Segment Start: Source data

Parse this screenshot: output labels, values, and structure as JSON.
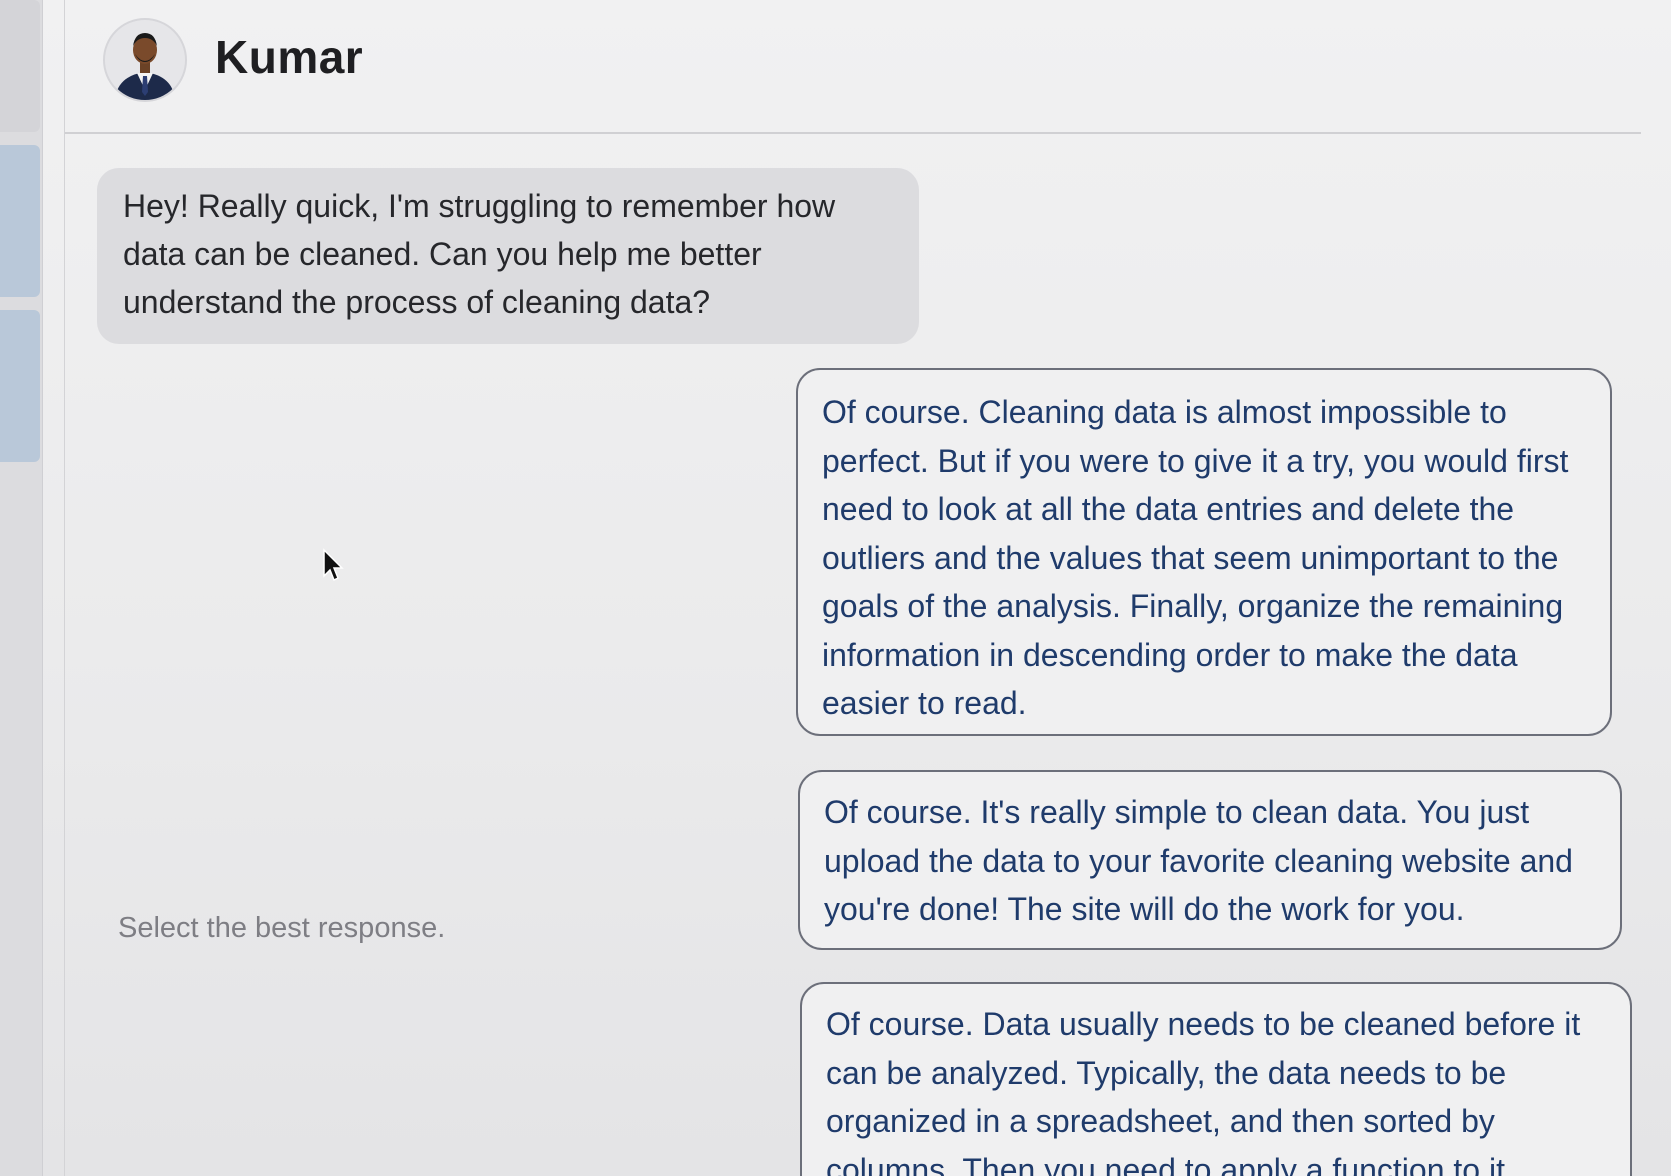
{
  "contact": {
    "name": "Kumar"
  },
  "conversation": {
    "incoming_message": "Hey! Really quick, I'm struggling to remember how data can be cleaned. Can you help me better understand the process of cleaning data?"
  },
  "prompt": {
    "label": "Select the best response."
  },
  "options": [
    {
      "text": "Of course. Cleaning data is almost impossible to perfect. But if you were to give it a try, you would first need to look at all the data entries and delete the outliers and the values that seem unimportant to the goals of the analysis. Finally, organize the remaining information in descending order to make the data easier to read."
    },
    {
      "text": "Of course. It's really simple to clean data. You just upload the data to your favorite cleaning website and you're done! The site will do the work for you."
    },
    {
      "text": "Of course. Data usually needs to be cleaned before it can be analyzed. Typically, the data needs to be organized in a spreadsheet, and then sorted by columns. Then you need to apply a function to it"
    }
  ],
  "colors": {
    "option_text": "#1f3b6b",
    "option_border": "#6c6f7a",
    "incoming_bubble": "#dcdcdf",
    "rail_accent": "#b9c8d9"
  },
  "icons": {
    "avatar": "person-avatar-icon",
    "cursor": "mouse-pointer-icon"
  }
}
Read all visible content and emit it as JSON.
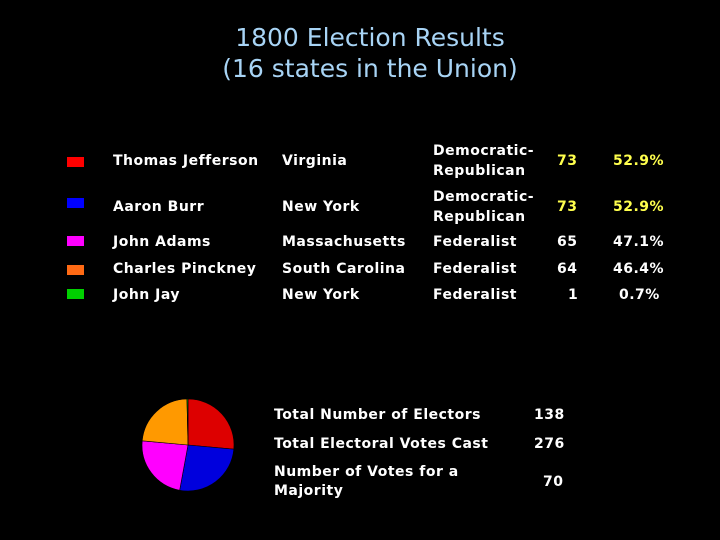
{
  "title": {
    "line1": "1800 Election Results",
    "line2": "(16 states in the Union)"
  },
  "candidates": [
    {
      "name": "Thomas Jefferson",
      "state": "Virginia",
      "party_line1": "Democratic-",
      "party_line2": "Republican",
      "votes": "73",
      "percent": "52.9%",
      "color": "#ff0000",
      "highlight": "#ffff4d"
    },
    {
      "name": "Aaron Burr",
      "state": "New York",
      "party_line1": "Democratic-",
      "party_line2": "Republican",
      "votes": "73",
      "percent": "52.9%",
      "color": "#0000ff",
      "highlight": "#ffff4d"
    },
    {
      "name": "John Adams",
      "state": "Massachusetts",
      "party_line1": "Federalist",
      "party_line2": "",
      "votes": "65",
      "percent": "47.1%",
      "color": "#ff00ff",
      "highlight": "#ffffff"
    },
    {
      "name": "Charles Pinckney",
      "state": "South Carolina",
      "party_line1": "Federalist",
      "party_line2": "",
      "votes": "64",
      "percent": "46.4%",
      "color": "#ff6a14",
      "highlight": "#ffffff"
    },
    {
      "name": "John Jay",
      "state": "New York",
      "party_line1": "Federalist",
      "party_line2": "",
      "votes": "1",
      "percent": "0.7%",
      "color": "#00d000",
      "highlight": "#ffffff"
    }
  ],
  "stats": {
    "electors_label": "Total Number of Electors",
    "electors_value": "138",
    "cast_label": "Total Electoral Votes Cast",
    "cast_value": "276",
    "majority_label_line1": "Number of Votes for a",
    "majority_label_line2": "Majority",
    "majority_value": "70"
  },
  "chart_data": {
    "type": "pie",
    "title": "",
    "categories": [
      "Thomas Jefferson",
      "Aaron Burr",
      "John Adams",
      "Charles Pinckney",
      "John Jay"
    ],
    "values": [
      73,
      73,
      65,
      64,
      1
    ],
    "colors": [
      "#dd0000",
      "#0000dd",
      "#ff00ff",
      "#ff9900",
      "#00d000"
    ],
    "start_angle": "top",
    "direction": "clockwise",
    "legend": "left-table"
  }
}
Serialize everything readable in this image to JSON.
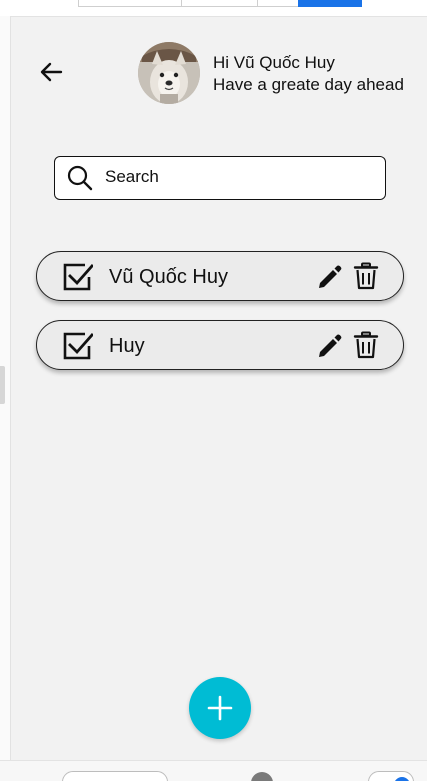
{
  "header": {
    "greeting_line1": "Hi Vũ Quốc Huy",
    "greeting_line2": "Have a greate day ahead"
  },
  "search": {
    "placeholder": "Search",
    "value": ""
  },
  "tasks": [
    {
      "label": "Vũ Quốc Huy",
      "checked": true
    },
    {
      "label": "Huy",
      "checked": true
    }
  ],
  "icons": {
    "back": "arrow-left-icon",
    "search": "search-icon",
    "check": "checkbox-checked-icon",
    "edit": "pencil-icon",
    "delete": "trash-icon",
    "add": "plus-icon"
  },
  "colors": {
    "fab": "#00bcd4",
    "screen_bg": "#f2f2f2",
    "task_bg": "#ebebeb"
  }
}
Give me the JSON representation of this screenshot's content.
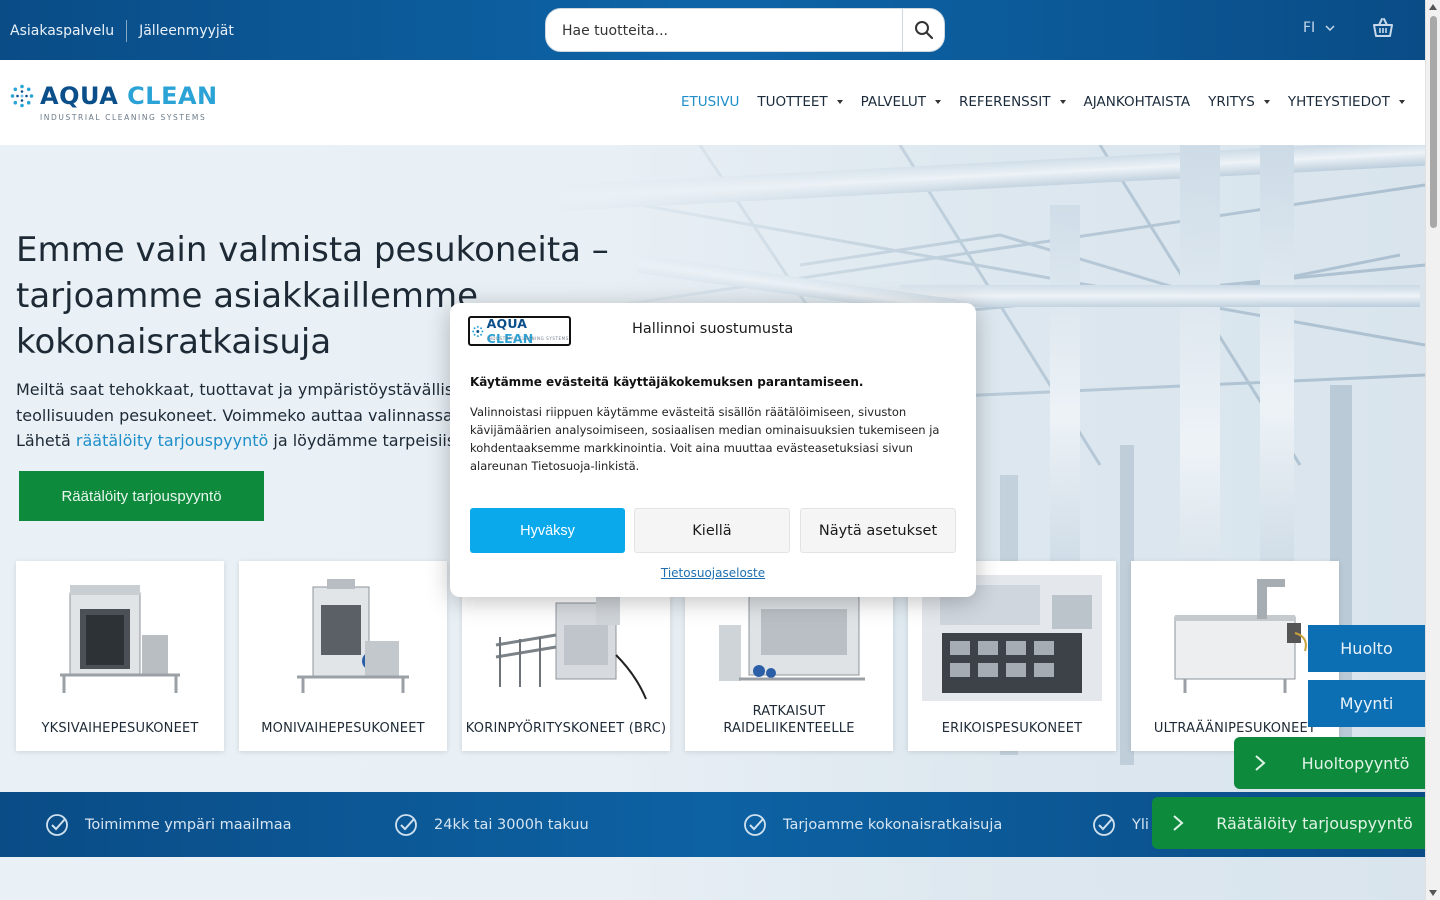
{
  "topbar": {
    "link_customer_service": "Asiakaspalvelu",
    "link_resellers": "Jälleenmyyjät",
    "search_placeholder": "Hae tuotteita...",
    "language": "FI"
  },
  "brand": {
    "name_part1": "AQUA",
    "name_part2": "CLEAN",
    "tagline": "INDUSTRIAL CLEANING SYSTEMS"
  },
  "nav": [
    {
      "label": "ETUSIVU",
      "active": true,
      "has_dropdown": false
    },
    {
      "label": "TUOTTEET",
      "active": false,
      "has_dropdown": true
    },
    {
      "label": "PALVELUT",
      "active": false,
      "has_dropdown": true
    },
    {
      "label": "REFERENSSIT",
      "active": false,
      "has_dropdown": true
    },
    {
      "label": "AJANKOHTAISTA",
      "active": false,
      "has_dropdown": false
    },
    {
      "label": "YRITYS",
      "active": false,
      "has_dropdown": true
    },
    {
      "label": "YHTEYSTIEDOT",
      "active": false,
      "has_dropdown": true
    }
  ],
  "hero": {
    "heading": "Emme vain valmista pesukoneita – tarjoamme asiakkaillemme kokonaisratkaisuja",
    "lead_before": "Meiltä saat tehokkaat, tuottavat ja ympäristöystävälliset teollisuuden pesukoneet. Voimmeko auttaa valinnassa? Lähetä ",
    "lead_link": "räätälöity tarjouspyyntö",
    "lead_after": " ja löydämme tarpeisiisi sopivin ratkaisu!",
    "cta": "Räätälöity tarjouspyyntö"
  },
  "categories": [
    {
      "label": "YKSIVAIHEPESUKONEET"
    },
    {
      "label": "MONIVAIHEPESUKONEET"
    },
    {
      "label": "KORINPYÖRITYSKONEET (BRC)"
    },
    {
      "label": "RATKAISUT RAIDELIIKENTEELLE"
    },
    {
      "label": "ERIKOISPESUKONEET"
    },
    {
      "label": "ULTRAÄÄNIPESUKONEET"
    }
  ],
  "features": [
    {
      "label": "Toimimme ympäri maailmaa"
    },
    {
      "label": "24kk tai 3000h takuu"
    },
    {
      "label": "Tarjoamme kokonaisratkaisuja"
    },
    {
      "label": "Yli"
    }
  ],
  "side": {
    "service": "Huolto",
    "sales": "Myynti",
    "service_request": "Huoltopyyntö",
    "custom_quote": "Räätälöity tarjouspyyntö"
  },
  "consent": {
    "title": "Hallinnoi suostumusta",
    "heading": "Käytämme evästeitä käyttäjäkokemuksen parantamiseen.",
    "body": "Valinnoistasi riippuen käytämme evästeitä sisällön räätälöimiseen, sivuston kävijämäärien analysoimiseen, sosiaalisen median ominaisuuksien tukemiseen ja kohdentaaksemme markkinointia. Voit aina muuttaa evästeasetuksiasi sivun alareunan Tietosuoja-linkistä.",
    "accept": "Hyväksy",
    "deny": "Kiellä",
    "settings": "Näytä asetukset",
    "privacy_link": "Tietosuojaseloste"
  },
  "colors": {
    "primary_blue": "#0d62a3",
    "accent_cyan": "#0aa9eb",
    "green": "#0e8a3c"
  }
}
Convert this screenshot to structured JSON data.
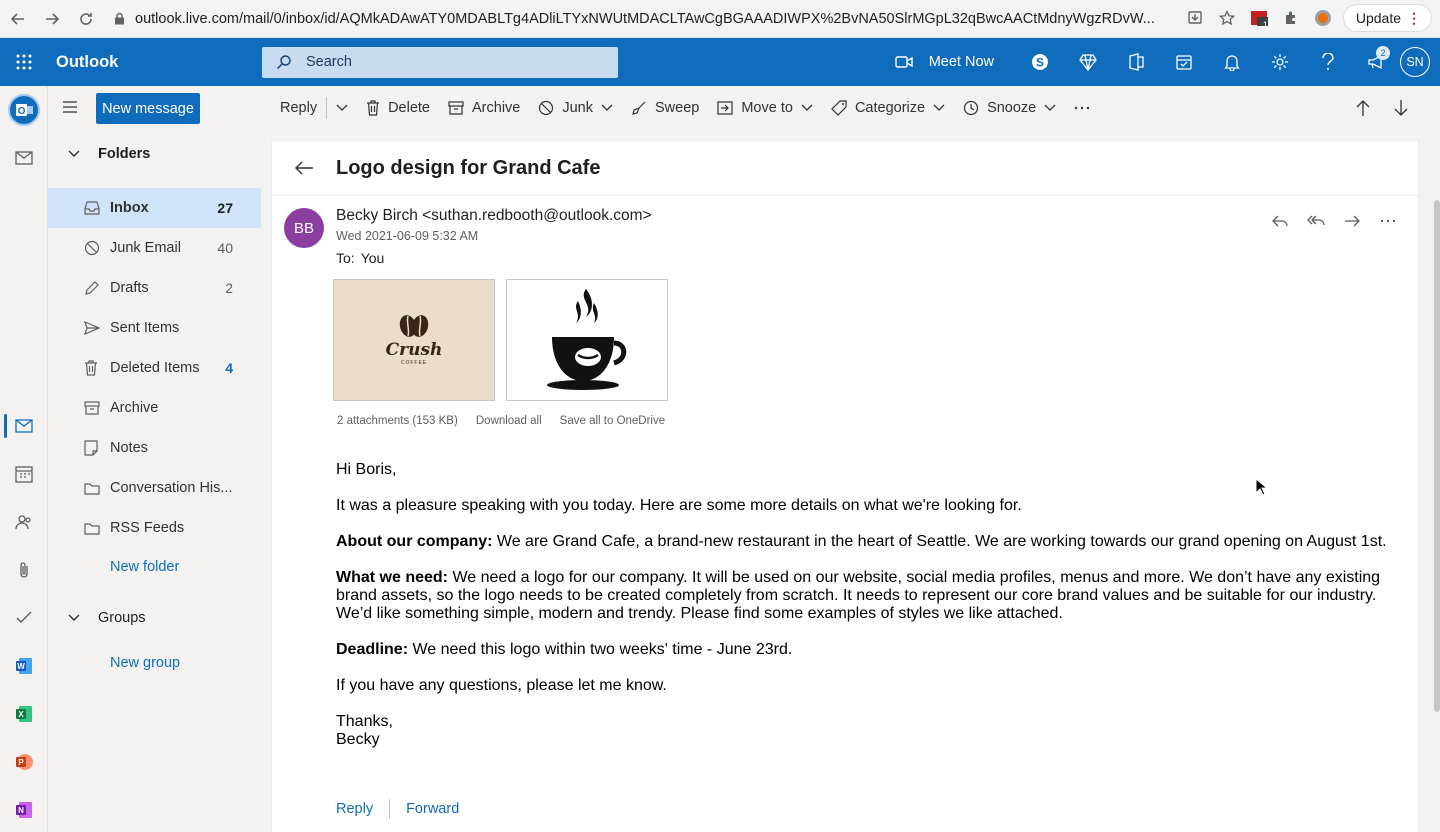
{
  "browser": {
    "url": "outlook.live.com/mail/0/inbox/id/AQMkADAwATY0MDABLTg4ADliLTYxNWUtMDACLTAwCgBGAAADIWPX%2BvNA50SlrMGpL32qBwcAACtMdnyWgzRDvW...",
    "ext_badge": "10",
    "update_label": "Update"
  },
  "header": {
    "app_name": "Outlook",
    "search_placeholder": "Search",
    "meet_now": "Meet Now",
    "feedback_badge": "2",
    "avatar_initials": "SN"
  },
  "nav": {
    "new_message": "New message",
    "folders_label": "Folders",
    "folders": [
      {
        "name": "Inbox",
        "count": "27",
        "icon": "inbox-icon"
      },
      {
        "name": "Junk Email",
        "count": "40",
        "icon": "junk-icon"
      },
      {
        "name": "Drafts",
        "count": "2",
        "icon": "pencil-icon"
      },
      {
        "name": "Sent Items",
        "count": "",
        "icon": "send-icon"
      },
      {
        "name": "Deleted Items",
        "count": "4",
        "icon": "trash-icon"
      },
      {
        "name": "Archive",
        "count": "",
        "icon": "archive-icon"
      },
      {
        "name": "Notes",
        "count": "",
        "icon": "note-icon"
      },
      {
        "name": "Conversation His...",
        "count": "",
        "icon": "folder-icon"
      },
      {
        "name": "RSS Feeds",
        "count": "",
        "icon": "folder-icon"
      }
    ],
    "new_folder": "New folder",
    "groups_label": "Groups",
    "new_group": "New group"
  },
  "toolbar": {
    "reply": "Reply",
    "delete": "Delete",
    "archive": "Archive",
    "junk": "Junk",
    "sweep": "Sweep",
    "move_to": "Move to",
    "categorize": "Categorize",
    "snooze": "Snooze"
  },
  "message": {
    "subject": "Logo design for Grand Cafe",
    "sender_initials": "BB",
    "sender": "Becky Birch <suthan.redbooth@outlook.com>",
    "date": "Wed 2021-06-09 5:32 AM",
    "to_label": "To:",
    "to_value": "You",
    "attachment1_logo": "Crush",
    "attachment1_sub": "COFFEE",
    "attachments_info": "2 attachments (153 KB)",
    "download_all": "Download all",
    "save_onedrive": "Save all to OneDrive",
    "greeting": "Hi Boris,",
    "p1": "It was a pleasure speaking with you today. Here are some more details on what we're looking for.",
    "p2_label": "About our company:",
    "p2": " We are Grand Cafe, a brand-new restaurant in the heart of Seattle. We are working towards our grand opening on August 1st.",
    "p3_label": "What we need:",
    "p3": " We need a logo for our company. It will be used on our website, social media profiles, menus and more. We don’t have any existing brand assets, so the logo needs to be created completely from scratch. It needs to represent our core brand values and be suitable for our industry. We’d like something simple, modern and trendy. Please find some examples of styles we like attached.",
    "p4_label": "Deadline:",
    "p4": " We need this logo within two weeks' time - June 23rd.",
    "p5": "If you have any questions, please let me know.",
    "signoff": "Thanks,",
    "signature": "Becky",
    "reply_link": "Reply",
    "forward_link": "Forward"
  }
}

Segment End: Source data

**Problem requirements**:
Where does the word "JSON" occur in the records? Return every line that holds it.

**Result for this task**:
Parse this screenshot: output labels, values, and structure as JSON.
Read all visible content and emit it as JSON.
Serialize everything readable in this image to JSON.
Give me the JSON representation of this screenshot's content.
Convert this screenshot to structured JSON data.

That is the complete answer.